Adhering to and following microbiological waste disposal procedures is crucial to public health. Proper disposal of microbiological waste is essential to prevent the spread of disease and infectious outbreaks. The extreme risk the waste poses to human health and the environment is, in every sense of the word, very real. Improperly disposing of or mishandling microbiological waste can lead to catastrophic consequences—look no further than the COVID pandemic as to what can happen.
What is Microbiological Waste?

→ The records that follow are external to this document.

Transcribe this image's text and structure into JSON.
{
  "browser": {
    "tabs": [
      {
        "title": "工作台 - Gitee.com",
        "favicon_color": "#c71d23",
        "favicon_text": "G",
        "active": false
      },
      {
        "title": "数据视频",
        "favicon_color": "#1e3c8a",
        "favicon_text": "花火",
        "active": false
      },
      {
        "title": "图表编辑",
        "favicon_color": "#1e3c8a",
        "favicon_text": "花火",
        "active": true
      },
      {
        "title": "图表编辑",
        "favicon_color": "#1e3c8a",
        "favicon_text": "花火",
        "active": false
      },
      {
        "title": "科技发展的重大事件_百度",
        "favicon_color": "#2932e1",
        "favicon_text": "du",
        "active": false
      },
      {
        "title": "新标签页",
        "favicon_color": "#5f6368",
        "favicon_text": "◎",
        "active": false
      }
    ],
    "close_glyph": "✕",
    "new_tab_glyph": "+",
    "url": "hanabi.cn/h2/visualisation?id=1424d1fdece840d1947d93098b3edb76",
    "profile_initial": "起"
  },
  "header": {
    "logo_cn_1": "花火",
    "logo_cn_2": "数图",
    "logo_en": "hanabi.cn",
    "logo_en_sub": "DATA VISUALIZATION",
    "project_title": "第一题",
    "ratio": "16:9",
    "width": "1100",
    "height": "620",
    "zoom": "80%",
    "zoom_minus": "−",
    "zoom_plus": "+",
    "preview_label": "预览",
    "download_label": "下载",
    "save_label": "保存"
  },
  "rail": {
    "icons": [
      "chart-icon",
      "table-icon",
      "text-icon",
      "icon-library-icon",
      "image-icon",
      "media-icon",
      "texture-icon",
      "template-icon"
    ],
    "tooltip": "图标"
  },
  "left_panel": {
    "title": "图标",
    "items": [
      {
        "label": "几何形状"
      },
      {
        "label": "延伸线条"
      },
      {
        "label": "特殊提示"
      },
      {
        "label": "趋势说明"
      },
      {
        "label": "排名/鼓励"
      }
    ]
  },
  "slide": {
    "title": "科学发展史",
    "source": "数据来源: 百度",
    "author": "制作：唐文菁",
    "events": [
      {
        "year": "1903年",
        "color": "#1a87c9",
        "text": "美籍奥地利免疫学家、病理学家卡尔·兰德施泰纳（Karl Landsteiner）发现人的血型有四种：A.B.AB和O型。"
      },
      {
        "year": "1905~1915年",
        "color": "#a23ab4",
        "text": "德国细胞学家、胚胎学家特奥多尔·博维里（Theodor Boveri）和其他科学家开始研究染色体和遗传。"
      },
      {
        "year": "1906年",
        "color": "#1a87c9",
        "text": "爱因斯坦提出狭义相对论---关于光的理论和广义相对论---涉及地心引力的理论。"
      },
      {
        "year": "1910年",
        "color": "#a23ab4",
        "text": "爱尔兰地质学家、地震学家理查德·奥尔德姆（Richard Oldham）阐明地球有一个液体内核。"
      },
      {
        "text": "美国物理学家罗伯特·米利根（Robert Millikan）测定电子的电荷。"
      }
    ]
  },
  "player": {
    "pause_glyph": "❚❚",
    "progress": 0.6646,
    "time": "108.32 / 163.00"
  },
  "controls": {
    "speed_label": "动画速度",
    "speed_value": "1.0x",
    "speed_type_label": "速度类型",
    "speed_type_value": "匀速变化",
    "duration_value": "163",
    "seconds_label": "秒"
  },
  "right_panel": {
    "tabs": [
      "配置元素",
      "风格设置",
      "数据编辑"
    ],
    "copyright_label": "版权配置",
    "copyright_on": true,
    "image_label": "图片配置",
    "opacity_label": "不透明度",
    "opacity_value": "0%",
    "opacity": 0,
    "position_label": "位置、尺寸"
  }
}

Microbiological waste, or biohazardous or biomedical waste, is those waste materials contaminated or exposed to potentially infectious microorganisms, such as viruses, bacteria, parasites, or fungi. Such waste is typically generated in healthcare and laboratory settings, research facilities, veterinary hospitals, and clinics during normal operations and procedures. Proper disposal procedures for microbiological waste protect against exposure to potentially hazardous and dangerous contaminants by the physicians, nurses, scientists, and personnel who work in facilities, along with the patients and visitors there and all service staff who handle the infectious material downstream.
How is Microbiological Waste Generated?
Microbiological wastes are generated in a variety of ways. Via cultures and specimens, for example, from Petri dishes, test tubes, vials, and other containers used to grow and transport microorganisms for diagnostic or research purposes. Sharps—needles, scalpels, objects used in medical procedures or laboratory work, and equipment like pipettes, centrifuge tubes, and glassware used in microbiological experiments or procedures.
Other examples of microbiological wastes can derive from contaminated human or animal tissues, body fluids, and pathological waste. Disposable materials like bandages, swabs, and dressings that have been in contact with infectious materials, as well as all the personal protective equipment (PPE)–the used gloves, gowns, masks, and other protective gear worn by hospital, clinical, and laboratory personnel.
Procedures for Microbiological Waste Disposal
Typically, microbiological waste is collected in specially labeled and color-coded containers, subject to strict regulations and guidelines for safe handling, transportation, and disposal. Though federal oversight and regulation is limited—the EPA primarily defers regulation to state environmental and health departments—the US Department of Transportation does specify packaging. It regulates transportation, and OSHA has established standards for handling and disposing bloodborne pathogens and diseases to protect employee health and safety.
For example, researchers of microbiological waste in Maine, in healthcare, research, and clinical facilities, are required to register as generators with the state’s Department of Environmental Protection. The DEP has packaging, labeling, handling, storage, transportation, disposal, and treatment requirements that must be adhered to by generators. Transporters of microbiological waste and owners of disposal and treatment facilities must be licensed. The disposal of untreated microbiological waste in Maine is against the law. Failure to comply can result in heavy fines and, if violations are intentional, the possibility of imprisonment.
General procedures for microbiological waste disposal begin with keeping it segregated from regular waste at the source. Use dedicated containers clearly labeled with the appropriate biohazard symbol to indicate and identify the microbiological waste. These containers should be leak-proof and have a tight-fitting lid or seal. Some waste can be subjected to sterilization through autoclaving or incineration. Other wastes will need to be transported. A licensed provider must transport microbiological waste from a facility to an off-site disposal and treatment center. All waste must be in properly labeled, leak-proof containers with detailed documentation.
Contact Maine Labpack for Hazardous Waste Disposal Solutions
Specific procedures for microbiological waste disposal can vary depending on the type of waste, the level of risk associated with the microorganisms, and regulations. To ensure compliance, Maine Labpack works with generators of microbiological waste to safely remove and dispose of these harmful materials from facilities. We are a licensed, reputable microbiological waste removal service company that offers comprehensive, no-contract microbiological waste disposal for healthcare, research, and clinical facilities throughout the state. We offer various services to dispose of microbiological waste, including onsite consultation, removal, and supply with containers for future pickups. For more information, contact Maine Labpack today.